Faster Than Lightning Research
To know how sediment moves in an estuary, you have to know how the water flows — the tides, the currents. Using computer models to understand that motion can be time-consuming and costly. Which is why Salme Cook, an oceanography Ph.D. student in the UNH School of Marine Science and Ocean Engineering, considers it a gift to have received a Blue Waters graduate fellowship granting her access to one of the fastest computers in the world.
Cook is one of only 10 people in the country this year to have received the fellowship that comes with a $38,000 stipend, up to $12,000 toward tuition and up to 50,000 unit hours on the powerful Blue Waters computing system, whose speed equates to a thousand trillion operations per second, making massive computational projects possible. At peak speed it is almost 3 million times faster than the average laptop.
“The number isn't as important as the fact that we are given space on the machine,” Cook says. “This will make a big difference to my research. Blue Waters wasn’t designed to be the fastest, it was designed to answer big questions.”
Cook’s questions stem in part from her work in the Great Bay estuary, New Hampshire’s largest, where she is looking at bed shear stress (the way currents transfer energy to the estuary bed) and nutrient fluctuations from the sediment. A next step is to create a map with very fine resolution and detail to better understand those influences. To do so demands a powerful computer like Blue Waters.
"Blue Waters wasn’t designed to be the fastest, it was designed to answer big questions.”
“It’s not going to solve all the problems, but it’s a tremendous resource,” she says of the supercomputer. “I’m at a point where the model is running really well, but we need higher resolution, which demands higher computational resources.”
Computer numerical models can provide answers to questions that otherwise might not be known. The simulations help her understand the structure of tides in estuarine environments like Great Bay, particularly the transition from deep tidal channels onto large mudflats or salt marshes.
“The tides are very strong in the Gulf of Maine; in the Piscataqua River, in particular, the currents can be as fast as 2 meters per second and the tides can vary by as much as 2 meters depending on the time of the month. That’s moving things in a very different way,” Cook says.

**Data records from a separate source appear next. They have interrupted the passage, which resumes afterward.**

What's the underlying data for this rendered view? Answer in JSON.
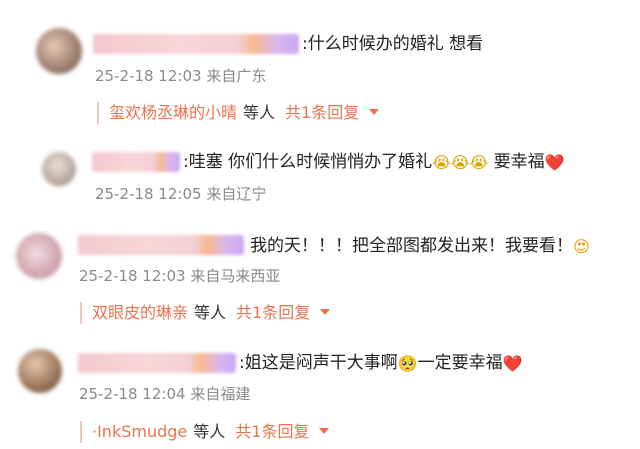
{
  "comments": [
    {
      "text": ":什么时候办的婚礼 想看",
      "time": "25-2-18 12:03",
      "location": "来自广东",
      "reply": {
        "user": "玺欢杨丞琳的小晴",
        "etc": "等人",
        "count": "共1条回复"
      }
    },
    {
      "text": ":哇塞 你们什么时候悄悄办了婚礼",
      "emoji": [
        "😭",
        "😭",
        "😭"
      ],
      "text2": " 要幸福",
      "emoji2": "❤️",
      "time": "25-2-18 12:05",
      "location": "来自辽宁"
    },
    {
      "text": "我的天！！！把全部图都发出来！我要看！",
      "emoji": "😍",
      "time": "25-2-18 12:03",
      "location": "来自马来西亚",
      "reply": {
        "user": "双眼皮的琳亲",
        "etc": "等人",
        "count": "共1条回复"
      }
    },
    {
      "text": ":姐这是闷声干大事啊",
      "emoji": "🥺",
      "text2": "一定要幸福",
      "emoji2": "❤️",
      "time": "25-2-18 12:04",
      "location": "来自福建",
      "reply": {
        "user": "·InkSmudge",
        "etc": "等人",
        "count": "共1条回复"
      }
    }
  ],
  "colors": {
    "accent": "#eb7350",
    "meta": "#8a8a8a",
    "text": "#222222"
  },
  "icons": {
    "reply_expand": "caret-down-icon"
  }
}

Researchers across the country use the power of Blue Waters to tackle a wide range of challenging problems, from astronomy to molecular dynamics. Support for the supercomputer comes from the National Science Foundation and the University of Illinois. The graduate fellowship program, now in its fourth year, makes awards to outstanding Ph.D. students who are incorporating high performance computing and data analysis into their research.
“My goal is to help answer scientific questions that will eventually aid local government in setting policies, developing strategies and solving societal issues,” Cook says. “Supercomputers and numerical models are powerful tools, and access to Blue Waters and the support they supply will be invaluable to solving some of the problems that still exist in estuaries like the Great Bay.”